Born along Rapid Creek, “Indian Camp”, Rapid City, South Dakota in 1949, Goes In Center is considered one of the early silversmiths in the transitional modern era of Lakota metal work. To his credit is winning the Metalwork Division at the prestigious Northern Plains Tribal Arts show and recently again at the 2017 People Of The Plains Art Show.  Goes In Center has exhibited his work, lectured at the Smithsonian Institute’s Museum of Natural History and his work has been acquired by the National Museum of the American Indian.  Goes In Center considers the inclusion of one of his Lakota adornment pieces in an exhibition organized by Evan Maurer of the Minneapolis Institute of Arts his greatest honor.  The exhibition: Visions Of The People, A Pictorial History of Plains Indian Life is an overview of Plains Indian art and art history.

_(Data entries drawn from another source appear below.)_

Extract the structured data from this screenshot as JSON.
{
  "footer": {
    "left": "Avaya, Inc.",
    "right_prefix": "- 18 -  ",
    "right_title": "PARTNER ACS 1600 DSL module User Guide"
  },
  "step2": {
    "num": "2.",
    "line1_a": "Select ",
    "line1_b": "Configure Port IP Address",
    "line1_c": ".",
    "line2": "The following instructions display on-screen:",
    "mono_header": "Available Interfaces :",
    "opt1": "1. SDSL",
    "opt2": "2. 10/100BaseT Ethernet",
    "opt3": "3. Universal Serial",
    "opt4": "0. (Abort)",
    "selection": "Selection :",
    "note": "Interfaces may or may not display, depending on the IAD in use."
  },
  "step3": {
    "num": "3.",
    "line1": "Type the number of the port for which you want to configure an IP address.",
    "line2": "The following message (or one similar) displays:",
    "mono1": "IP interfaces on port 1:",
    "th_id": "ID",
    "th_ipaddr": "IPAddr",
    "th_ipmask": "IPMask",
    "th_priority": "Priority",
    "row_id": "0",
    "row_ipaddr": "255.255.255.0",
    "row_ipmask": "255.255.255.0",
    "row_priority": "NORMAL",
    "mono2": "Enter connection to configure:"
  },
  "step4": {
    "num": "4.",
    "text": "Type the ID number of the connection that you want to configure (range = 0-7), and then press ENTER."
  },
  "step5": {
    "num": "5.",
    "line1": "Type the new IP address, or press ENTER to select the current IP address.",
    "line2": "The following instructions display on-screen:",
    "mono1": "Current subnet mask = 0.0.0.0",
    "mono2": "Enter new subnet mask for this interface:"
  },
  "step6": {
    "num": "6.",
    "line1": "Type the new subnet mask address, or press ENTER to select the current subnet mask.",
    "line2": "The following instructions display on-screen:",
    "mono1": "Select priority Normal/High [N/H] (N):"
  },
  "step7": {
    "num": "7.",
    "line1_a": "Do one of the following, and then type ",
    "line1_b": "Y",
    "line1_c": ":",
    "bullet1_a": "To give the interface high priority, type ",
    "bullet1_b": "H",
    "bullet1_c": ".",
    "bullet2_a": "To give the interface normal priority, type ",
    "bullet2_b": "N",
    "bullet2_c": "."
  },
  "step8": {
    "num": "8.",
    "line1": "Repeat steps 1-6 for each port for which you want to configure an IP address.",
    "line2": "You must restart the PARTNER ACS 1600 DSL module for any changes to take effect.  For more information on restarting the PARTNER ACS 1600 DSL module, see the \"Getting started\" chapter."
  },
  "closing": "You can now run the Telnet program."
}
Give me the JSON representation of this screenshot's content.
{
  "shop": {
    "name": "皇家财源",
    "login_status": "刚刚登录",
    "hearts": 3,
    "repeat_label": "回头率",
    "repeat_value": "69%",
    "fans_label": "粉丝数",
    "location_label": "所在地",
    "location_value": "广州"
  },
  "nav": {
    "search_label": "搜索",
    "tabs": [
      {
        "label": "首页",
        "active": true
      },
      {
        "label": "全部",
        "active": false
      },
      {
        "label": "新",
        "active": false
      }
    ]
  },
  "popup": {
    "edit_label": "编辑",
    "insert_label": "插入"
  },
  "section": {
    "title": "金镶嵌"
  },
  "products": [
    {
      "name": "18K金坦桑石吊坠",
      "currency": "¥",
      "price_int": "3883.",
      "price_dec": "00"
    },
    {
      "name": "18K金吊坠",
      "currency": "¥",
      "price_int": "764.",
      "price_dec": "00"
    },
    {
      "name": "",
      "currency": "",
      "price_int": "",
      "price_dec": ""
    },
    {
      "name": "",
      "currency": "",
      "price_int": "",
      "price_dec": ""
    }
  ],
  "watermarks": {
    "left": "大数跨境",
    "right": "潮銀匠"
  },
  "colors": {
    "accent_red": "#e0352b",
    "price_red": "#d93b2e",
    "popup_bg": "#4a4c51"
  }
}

“A vision was presented to me through the ideals and values of the Lakota way of life. Since 1974 I have pursued a vision and found a medium of choice to express myself in an innovative way. I have chosen metal work, the techniques of metal engraving and the utilization of agates from the Lakota homelands.  My creations of personal adornment are the perfect art form.  The processes are exacting and challenging.  Metal, engraving and beautiful Lakota Agates…The wearer becomes my gallery and shows my work to the world.

Jhon Goes In Center

“Many artists portray the American Bison in various noble ways, but there was an event on the Great Plains whereby a Great Lakota Chief derived his name, Sitting Bull. Before this, his father possessed this name and passed it on. Then there are to be known, Two Sitting Bulls.

Jhon Goes In Center about "Tabloka Nunp Lyotake (Two Sitting Bulls)"